Data under study:
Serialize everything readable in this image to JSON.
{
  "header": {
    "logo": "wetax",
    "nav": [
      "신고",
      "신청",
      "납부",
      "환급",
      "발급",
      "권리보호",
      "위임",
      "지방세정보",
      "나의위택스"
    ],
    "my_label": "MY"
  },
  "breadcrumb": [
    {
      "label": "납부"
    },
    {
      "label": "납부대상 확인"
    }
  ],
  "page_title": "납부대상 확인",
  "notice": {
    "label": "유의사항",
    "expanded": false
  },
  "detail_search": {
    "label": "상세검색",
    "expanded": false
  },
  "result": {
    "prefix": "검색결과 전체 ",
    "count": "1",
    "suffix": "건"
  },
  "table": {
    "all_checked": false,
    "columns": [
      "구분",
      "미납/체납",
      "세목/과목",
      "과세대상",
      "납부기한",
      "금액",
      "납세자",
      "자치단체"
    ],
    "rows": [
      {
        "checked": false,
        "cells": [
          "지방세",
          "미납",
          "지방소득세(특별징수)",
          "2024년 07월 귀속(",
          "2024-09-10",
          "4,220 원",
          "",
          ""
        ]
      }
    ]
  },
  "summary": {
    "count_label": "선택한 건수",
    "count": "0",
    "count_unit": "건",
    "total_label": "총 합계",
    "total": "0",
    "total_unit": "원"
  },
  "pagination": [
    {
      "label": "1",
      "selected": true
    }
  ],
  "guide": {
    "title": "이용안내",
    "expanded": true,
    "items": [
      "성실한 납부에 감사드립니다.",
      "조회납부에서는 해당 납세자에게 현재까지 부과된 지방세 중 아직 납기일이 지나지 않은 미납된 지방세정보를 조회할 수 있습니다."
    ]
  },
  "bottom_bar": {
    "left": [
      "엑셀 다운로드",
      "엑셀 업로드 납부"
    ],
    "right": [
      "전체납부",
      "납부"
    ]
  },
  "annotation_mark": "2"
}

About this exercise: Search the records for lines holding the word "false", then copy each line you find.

Finished exercise:
    "expanded": false
    "expanded": false
    "all_checked": false,
        "checked": false,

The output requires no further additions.